When we are facing marital strife, how much are we influenced by the idea that “divorce is common” when making decisions about the future? And if we have the idea that half of all marriages end in divorce, does it make us more inclined to just give up and move on to someone new?
Influential blogger and author Tara Parker-Pope (New York Times “Well” blog) for one reckons it does. She says she might have made different decisions when her own marriage faltered if she’d realised divorce isn’t nearly as common as we’ve been led to believe.
For Better Or Worse
As she outlines in her book For Better, The Science of a Good Marriage, (Penguin Group New York, 2010) statistics show in her demographic – college graduates who married in the 1980s – “two out of three couples just like us managed to stay together and work it out. But at the time, I believed that marriage was essentially a coin toss, that half of all marriages failed, and that I was just among the unlucky 50 per cent heading to the divorce court.”
As Parker-Pope says, there’s no way of going back and seeing if things could have been different, but inflating divorce stats “has the potential to increase everybody’s risk of getting divorced.”
Age and Education Make A Difference
So just for the record, changing marriage patterns – for example couples are waiting longer to marry, and are marrying after they have completed college – are having a positive impact on marriage stability. That’s maybe because older couples have a clearer idea of their goals and preferences, or that weaker relationships end before they make the altar.
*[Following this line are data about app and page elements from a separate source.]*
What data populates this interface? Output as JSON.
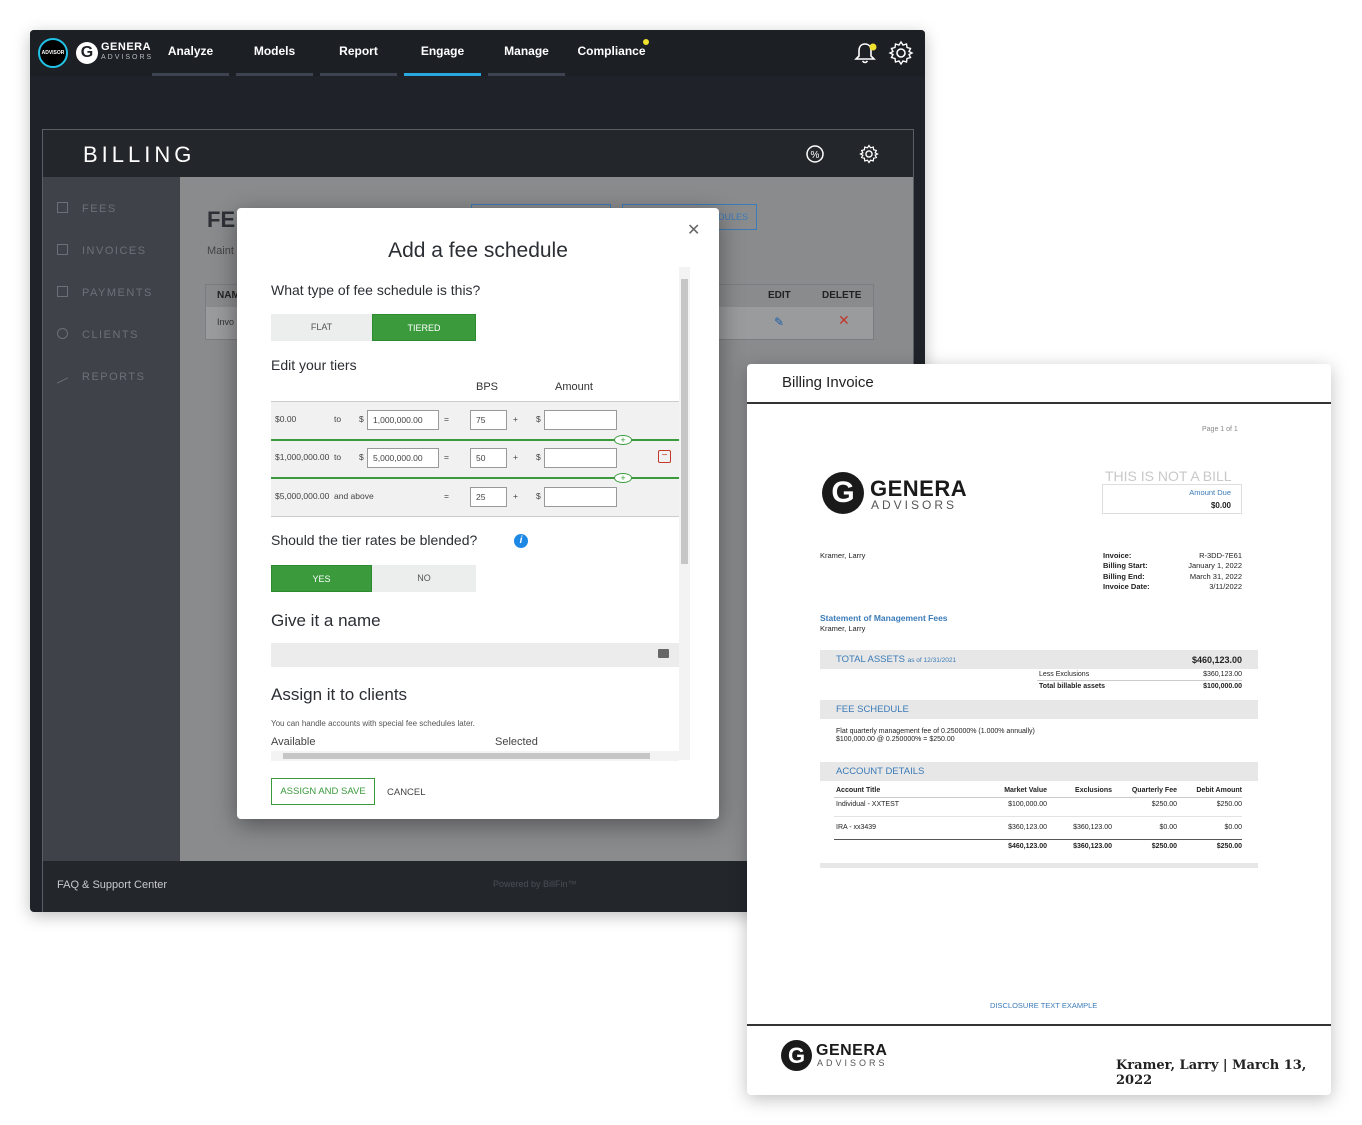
{
  "nav": {
    "advisor_badge": "ADVISOR",
    "logo_title": "GENERA",
    "logo_sub": "ADVISORS",
    "items": [
      "Analyze",
      "Models",
      "Report",
      "Engage",
      "Manage",
      "Compliance"
    ],
    "active_item": "Engage"
  },
  "billing": {
    "title": "BILLING",
    "sidebar": [
      "FEES",
      "INVOICES",
      "PAYMENTS",
      "CLIENTS",
      "REPORTS"
    ],
    "content_title": "FE",
    "content_sub": "Maint",
    "header_btn_right": "DULES",
    "table_headers": {
      "name": "NAM",
      "edit": "EDIT",
      "delete": "DELETE"
    },
    "row_name": "Invo",
    "faq": "FAQ & Support Center",
    "powered": "Powered by BillFin™"
  },
  "modal": {
    "title": "Add a fee schedule",
    "q_type": "What type of fee schedule is this?",
    "type_options": [
      "FLAT",
      "TIERED"
    ],
    "selected_type": "TIERED",
    "edit_tiers": "Edit your tiers",
    "col_bps": "BPS",
    "col_amount": "Amount",
    "tiers": [
      {
        "from": "$0.00",
        "to_word": "to",
        "to_value": "1,000,000.00",
        "eq": "=",
        "bps": "75",
        "plus": "+",
        "currency": "$"
      },
      {
        "from": "$1,000,000.00",
        "to_word": "to",
        "to_value": "5,000,000.00",
        "eq": "=",
        "bps": "50",
        "plus": "+",
        "currency": "$"
      },
      {
        "from": "$5,000,000.00",
        "to_word": "and above",
        "to_value": "",
        "eq": "=",
        "bps": "25",
        "plus": "+",
        "currency": "$"
      }
    ],
    "dollar_prefix": "$",
    "q_blended": "Should the tier rates be blended?",
    "blended_options": [
      "YES",
      "NO"
    ],
    "selected_blended": "YES",
    "give_name": "Give it a name",
    "assign": "Assign it to clients",
    "assign_note": "You can handle accounts with special fee schedules later.",
    "available": "Available",
    "selected": "Selected",
    "btn_assign": "ASSIGN AND SAVE",
    "btn_cancel": "CANCEL"
  },
  "invoice": {
    "header": "Billing Invoice",
    "page_of": "Page 1 of 1",
    "logo_title": "GENERA",
    "logo_sub": "ADVISORS",
    "not_a_bill": "THIS IS NOT A BILL",
    "amount_due_label": "Amount Due",
    "amount_due": "$0.00",
    "client": "Kramer, Larry",
    "meta": [
      {
        "label": "Invoice:",
        "value": "R-3DD-7E61"
      },
      {
        "label": "Billing Start:",
        "value": "January 1, 2022"
      },
      {
        "label": "Billing End:",
        "value": "March 31, 2022"
      },
      {
        "label": "Invoice Date:",
        "value": "3/11/2022"
      }
    ],
    "statement_title": "Statement of Management Fees",
    "statement_client": "Kramer, Larry",
    "total_assets_label": "TOTAL ASSETS",
    "total_assets_asof": "as of 12/31/2021",
    "total_assets_value": "$460,123.00",
    "less_exclusions_label": "Less Exclusions",
    "less_exclusions_value": "$360,123.00",
    "total_billable_label": "Total billable assets",
    "total_billable_value": "$100,000.00",
    "fee_schedule_label": "FEE SCHEDULE",
    "fee_line1": "Flat quarterly management fee of 0.250000% (1.000% annually)",
    "fee_line2": "$100,000.00 @ 0.250000% = $250.00",
    "account_details_label": "ACCOUNT DETAILS",
    "acct_columns": [
      "Account Title",
      "Market Value",
      "Exclusions",
      "Quarterly Fee",
      "Debit Amount"
    ],
    "acct_rows": [
      [
        "Individual - XXTEST",
        "$100,000.00",
        "",
        "$250.00",
        "$250.00"
      ],
      [
        "IRA - xx3439",
        "$360,123.00",
        "$360,123.00",
        "$0.00",
        "$0.00"
      ]
    ],
    "acct_totals": [
      "$460,123.00",
      "$360,123.00",
      "$250.00",
      "$250.00"
    ],
    "disclosure": "DISCLOSURE TEXT EXAMPLE",
    "footer": "Kramer, Larry | March 13, 2022"
  }
}
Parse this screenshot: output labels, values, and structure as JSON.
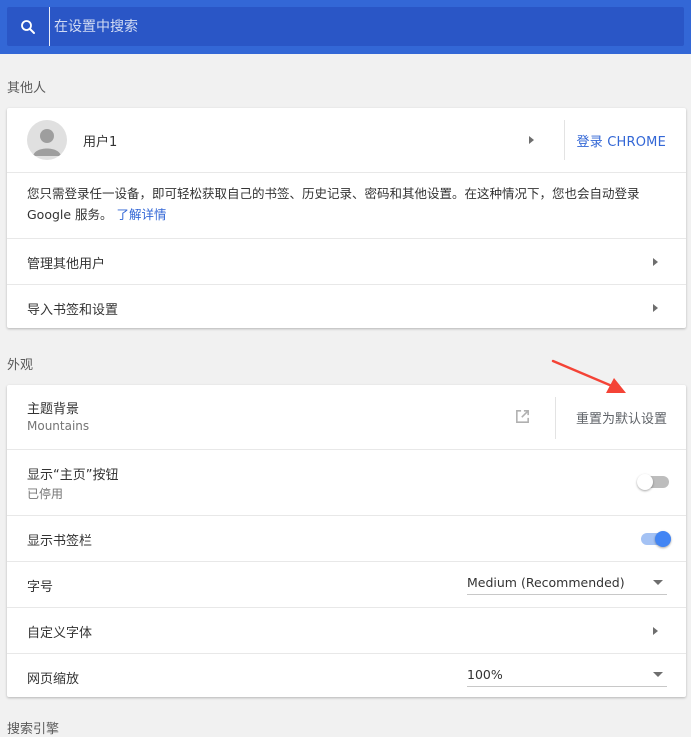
{
  "search": {
    "placeholder": "在设置中搜索"
  },
  "people": {
    "section_title": "其他人",
    "profile_name": "用户1",
    "signin_label": "登录 CHROME",
    "description": "您只需登录任一设备，即可轻松获取自己的书签、历史记录、密码和其他设置。在这种情况下，您也会自动登录 Google 服务。",
    "learn_more": "了解详情",
    "manage_others": "管理其他用户",
    "import_label": "导入书签和设置"
  },
  "appearance": {
    "section_title": "外观",
    "theme_label": "主题背景",
    "theme_value": "Mountains",
    "reset_label": "重置为默认设置",
    "home_button_label": "显示“主页”按钮",
    "home_button_status": "已停用",
    "home_button_enabled": false,
    "bookmarks_bar_label": "显示书签栏",
    "bookmarks_bar_enabled": true,
    "font_size_label": "字号",
    "font_size_value": "Medium (Recommended)",
    "customize_fonts_label": "自定义字体",
    "zoom_label": "网页缩放",
    "zoom_value": "100%"
  },
  "next_section_title": "搜索引擎",
  "colors": {
    "accent": "#3367d6",
    "toolbar": "#3367d6",
    "search_bg": "#2a56c6",
    "toggle_on": "#4285f4",
    "arrow_annotation": "#f44336"
  }
}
Today, the experts say, marriage is less about economic and domestic duties and more about shared interests and mutual happiness.
Couples who married in the 70s are heading for a 50 per cent divorce rate. These couples typically married younger and have gone through huge social change in terms of division of parenting and income-earning roles, and new divorce laws.
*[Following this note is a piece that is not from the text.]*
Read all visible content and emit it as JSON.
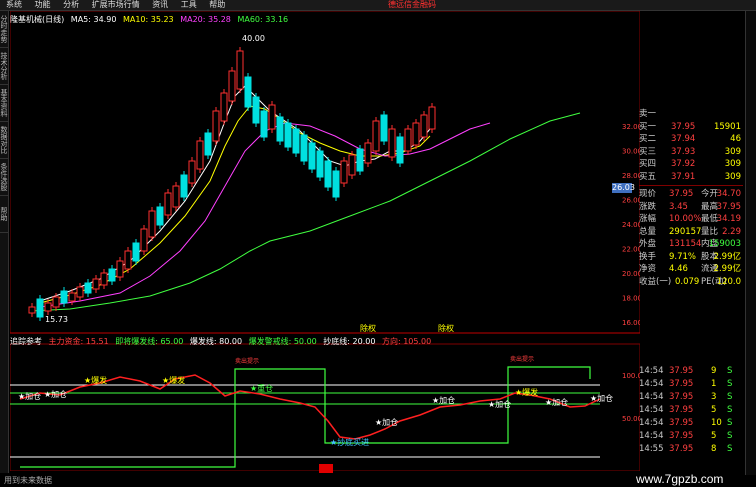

Hope for Brides of the 80s
But couples who married in the 80s and 90s are showing significantly lower divorce rates, – below 20 per cent – particularly amongst those with college education.
Marrying before the age of 25 and dropping out of college may still predict a divorce rate of 51 per cent, but for those who are older and college educated, divorce rates after 20 years of marriage are only 19 per cent.
While having a successful marriage is still a “high-maintenance undertaking” says Parker-Pope, couples are forming the wrong expectations if they believe the “50 per cent of marriages end in divorce” statistic.
How About You?
Have you been through a divorce which in retrospect you regret? Were you influenced by a general feeling of “everyone’s getting a divorce, I’m just unlucky?” If you knew for your peer group the rates were much lower, would it affect your actions? We’d love to h ear your views.